a person who lives in solitude to devote himself to prayer and religious meditation; a hermit, anchorite, or anchoress
References in classic literature ?
A recluse sees only two or three persons, and allows them all their room; they spread themselves at large.
In Wordsworth's prefatory advertisement to the first edition of The Prelude, published in 1850, it is stated that that work was intended to be introductory to The Recluse: and that The Recluse, if completed, would have consisted of three parts.
It was a rather gloomy dwelling for one who was neither a recluse nor a student, and I think it gave something of its character to me-- perhaps some of its former occupant's character; for always I felt in it a certain melancholy that was not in my natural disposition, nor, I think, due to loneliness.
A man may have as much wisdom in the possession of an affluent fortune, as any beggar in the streets; or may enjoy a handsome wife or a hearty friend, and still remain as wise as any sour popish recluse, who buries all his social faculties, and starves his belly while he well lashes his back.
I had lived a placid, uneventful, sedentary existence all my days--the life of a scholar and a recluse on an assured and comfortable income.
Too readily doth the recluse reach his hand to any one who meeteth him.
Planudes, however, was no mere recluse, shut up in his monastery.
And that was a day of romance; If those robber-barons were somewhat grim and drunken ogres, they had a certain grandeur of the wild beast in them,--they were forest boars with tusks, tearing and rending, not the ordinary domestic grunter; they represented the demon forces forever in collision with beauty, virtue, and the gentle uses of life; they made a fine contrast in the picture with the wandering minstrel, the soft-lipped princess, the pious recluse, and the timid Israelite.
AMERICAN novelist JD Salinger's desire for solitude only resulted in him becoming one of the world's most famous recluses.
Li notes that no historical figure other than Tao is identified as a recluse-poet in Shipin and shows that while dynastic histories list many recluses in this period few were poets, fewer still made it into Shipin, and none is cited for eremitic qualities.

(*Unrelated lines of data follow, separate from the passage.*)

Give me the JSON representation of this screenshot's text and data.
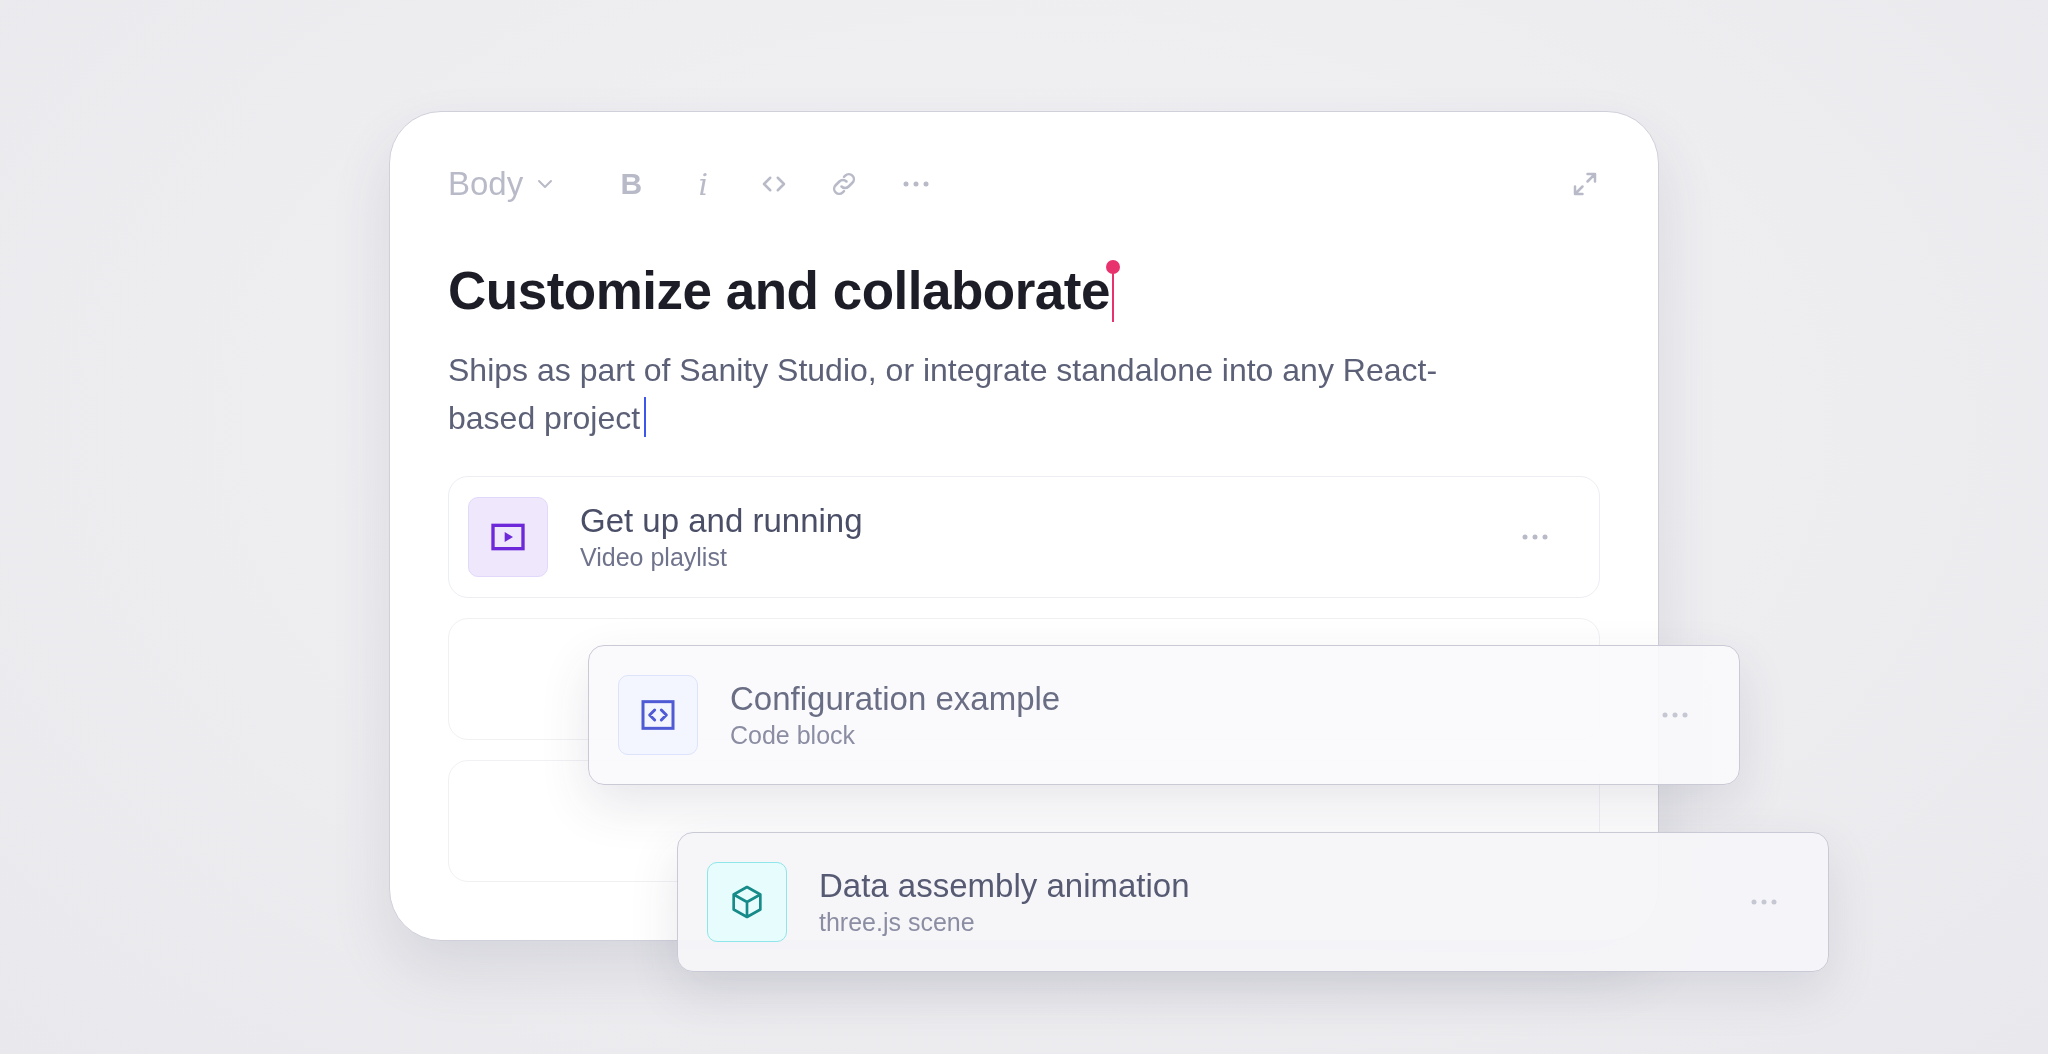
{
  "toolbar": {
    "style": "Body",
    "marks": [
      {
        "kind": "bold",
        "label": "B"
      },
      {
        "kind": "italic",
        "label": "i"
      },
      {
        "kind": "code"
      },
      {
        "kind": "link"
      },
      {
        "kind": "more"
      }
    ]
  },
  "heading": {
    "text": "Customize and collaborate",
    "presence_cursor": true
  },
  "paragraph": {
    "text": "Ships as part of Sanity Studio, or integrate standalone into any React-based project",
    "caret": true
  },
  "blocks": [
    {
      "kind": "video",
      "title": "Get up and running",
      "subtitle": "Video playlist",
      "floating": false
    },
    {
      "kind": "placeholder",
      "floating": false
    },
    {
      "kind": "placeholder",
      "floating": false
    },
    {
      "kind": "code",
      "title": "Configuration example",
      "subtitle": "Code block",
      "floating": true
    },
    {
      "kind": "scene",
      "title": "Data assembly animation",
      "subtitle": "three.js scene",
      "floating": true
    }
  ]
}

But others, like novelist Stephen King, are virtual recluses.
In addition, many spiders, including brown recluses, are known to spin silk retreats (Hite et al.